Miraben, as she came to be known, answered the question why India's millions and others round the globe who had never seen Gandhi nor shared all his views were besotted by the magical aura he exuded. In her case it was frustrated sexuality on both sides; in the case of the masses, he was the beacon of hope to a better future. He had charisma, the like of which the world had not seen before, because he was honest and sincere in whatever he said or did.

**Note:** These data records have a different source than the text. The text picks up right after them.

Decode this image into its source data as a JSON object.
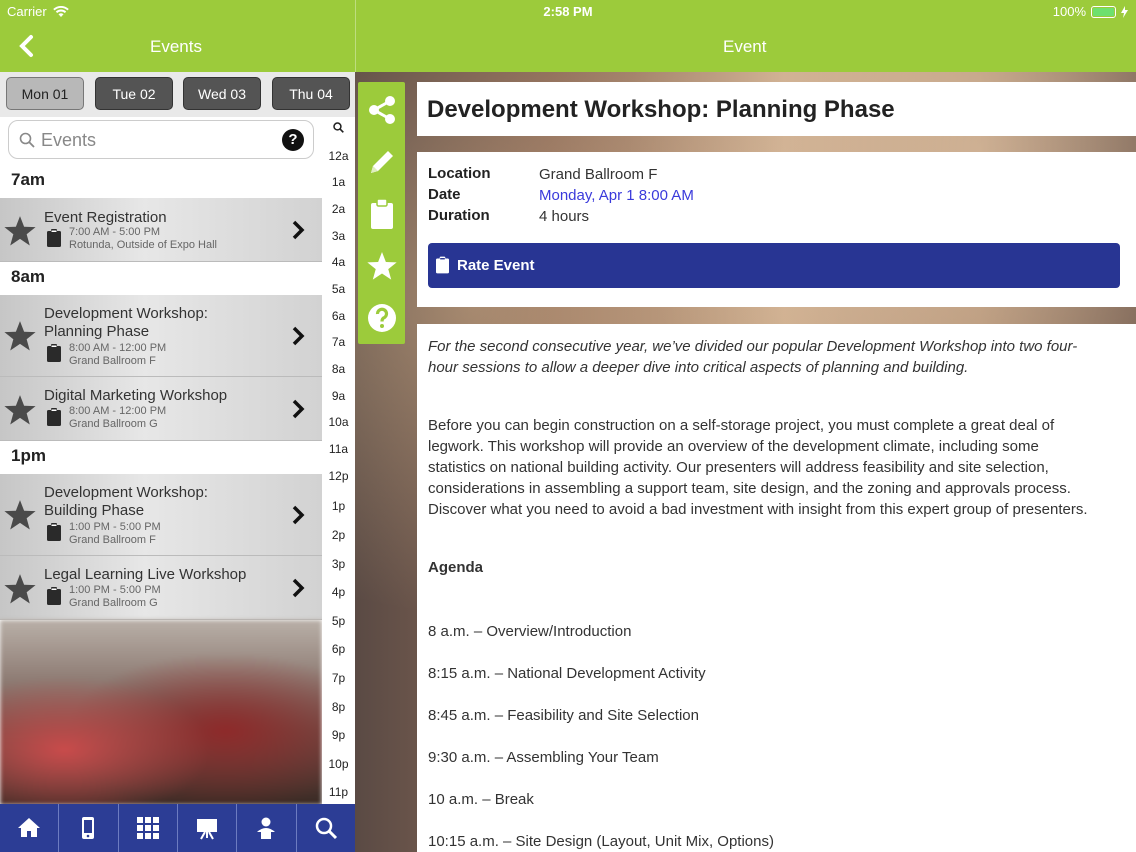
{
  "status": {
    "carrier": "Carrier",
    "time": "2:58 PM",
    "battery": "100%"
  },
  "nav": {
    "left_title": "Events",
    "right_title": "Event"
  },
  "days": [
    "Mon 01",
    "Tue 02",
    "Wed 03",
    "Thu 04"
  ],
  "search": {
    "placeholder": "Events",
    "help": "?"
  },
  "hour_headers": [
    "7am",
    "8am",
    "1pm"
  ],
  "events": [
    {
      "title_1": "Event Registration",
      "title_2": "",
      "time": "7:00 AM - 5:00 PM",
      "location": "Rotunda, Outside of Expo Hall"
    },
    {
      "title_1": "Development Workshop:",
      "title_2": "Planning Phase",
      "time": "8:00 AM - 12:00 PM",
      "location": "Grand Ballroom F"
    },
    {
      "title_1": "Digital Marketing Workshop",
      "title_2": "",
      "time": "8:00 AM - 12:00 PM",
      "location": "Grand Ballroom G"
    },
    {
      "title_1": "Development Workshop:",
      "title_2": "Building Phase",
      "time": "1:00 PM - 5:00 PM",
      "location": "Grand Ballroom F"
    },
    {
      "title_1": "Legal Learning Live Workshop",
      "title_2": "",
      "time": "1:00 PM - 5:00 PM",
      "location": "Grand Ballroom G"
    }
  ],
  "hour_index": [
    "12a",
    "1a",
    "2a",
    "3a",
    "4a",
    "5a",
    "6a",
    "7a",
    "8a",
    "9a",
    "10a",
    "11a",
    "12p",
    "1p",
    "2p",
    "3p",
    "4p",
    "5p",
    "6p",
    "7p",
    "8p",
    "9p",
    "10p",
    "11p"
  ],
  "tabbar": [
    "home-icon",
    "mobile-icon",
    "qr-grid-icon",
    "presentation-icon",
    "attendee-icon",
    "search-icon"
  ],
  "side_tools": [
    "share-icon",
    "pencil-icon",
    "clipboard-icon",
    "star-icon",
    "help-icon"
  ],
  "event": {
    "title": "Development Workshop: Planning Phase",
    "location_label": "Location",
    "location": "Grand Ballroom F",
    "date_label": "Date",
    "date": "Monday, Apr 1 8:00 AM",
    "duration_label": "Duration",
    "duration": "4 hours",
    "rate_label": "Rate Event",
    "intro_1": "For the second consecutive year, we’ve divided our popular Development Workshop into two four-",
    "intro_2": "hour sessions to allow a deeper dive into critical aspects of planning and building.",
    "body_1": "Before you can begin construction on a self-storage project, you must complete a great deal of",
    "body_2": "legwork. This workshop will provide an overview of the development climate, including some",
    "body_3": "statistics on national building activity. Our presenters will address feasibility and site selection,",
    "body_4": "considerations in assembling a support team, site design, and the zoning and approvals process.",
    "body_5": "Discover what you need to avoid a bad investment with insight from this expert group of presenters.",
    "agenda_label": "Agenda",
    "agenda": [
      "8 a.m. – Overview/Introduction",
      "8:15 a.m. – National Development Activity",
      "8:45 a.m. – Feasibility and Site Selection",
      "9:30 a.m. – Assembling Your Team",
      "10 a.m. – Break",
      "10:15 a.m. – Site Design (Layout, Unit Mix, Options)"
    ]
  },
  "colors": {
    "brand_green": "#9ccb3b",
    "tab_blue": "#2c3d95",
    "rate_blue": "#283593",
    "link": "#3a3adb"
  }
}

The Gandhi-Miraben romance came to an end with the arrival in Sabarmati of Prithi Singh, a tall powerfully built handsome Punjabi Rajput. He wore the halo of martyrdom, having once been sentenced to death. He was a braggart. Ladies of the ashram, including Miraben, fell for him. Like most men he liked making conquests, but as soon as he sensed women wanting to cling to him and claim exclusive rights over him, he turned cold. Miraben proposed marriage to him; Gandhi approved. Prithi ran for safety. A broken-hearted Mira returned to her first love, Beethoven, and went to live in Buden, Austria, where he had spent many years.

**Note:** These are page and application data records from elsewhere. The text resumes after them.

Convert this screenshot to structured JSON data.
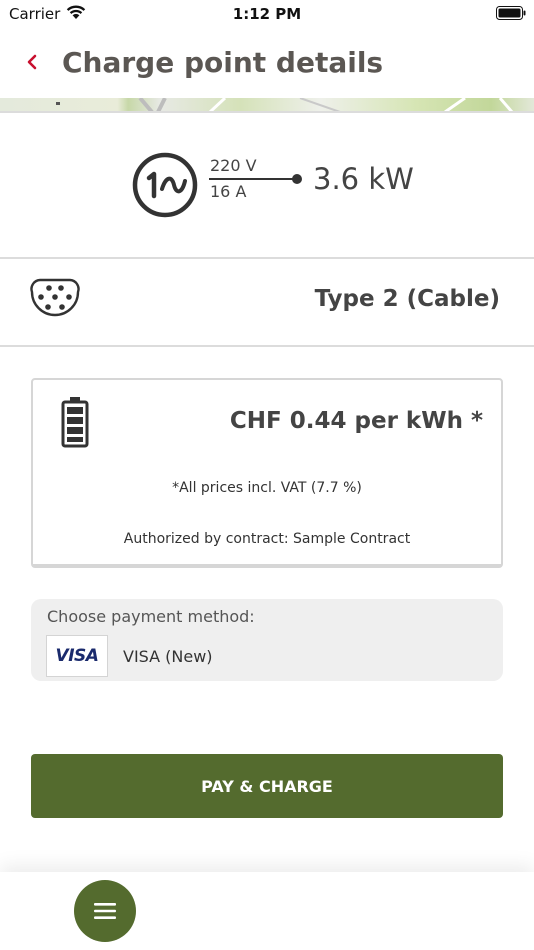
{
  "status_bar": {
    "carrier": "Carrier",
    "time": "1:12 PM"
  },
  "header": {
    "title": "Charge point details",
    "back_icon": "chevron-left-icon"
  },
  "power": {
    "phase_label": "1~",
    "voltage": "220 V",
    "current": "16 A",
    "power": "3.6 kW"
  },
  "connector": {
    "label": "Type 2 (Cable)",
    "icon": "type2-connector-icon"
  },
  "tariff": {
    "price": "CHF 0.44 per kWh *",
    "vat_note": "*All prices incl. VAT (7.7 %)",
    "contract_note": "Authorized by contract: Sample Contract",
    "icon": "battery-full-icon"
  },
  "payment": {
    "label": "Choose payment method:",
    "card_brand": "VISA",
    "method": "VISA (New)"
  },
  "pay_button": {
    "label": "PAY & CHARGE"
  },
  "colors": {
    "brand_green": "#546b2e",
    "back_red": "#c8102e",
    "text_dark": "#444444"
  }
}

Sudhir Kakar has written many books, all highly informative and readable. Mira and the Mahatma is the best of his books. It makes you fall in love with Bapu.
There was a fellow who applied for a job as a press aide to a politician. Not long after he submitted his application, he received an answer: 'Your resum' is full of exaggerations, distortions half-truths and lies. Can you start work on Monday.'
(Contributed by K.J.S. Ahluwalia, Amritsar)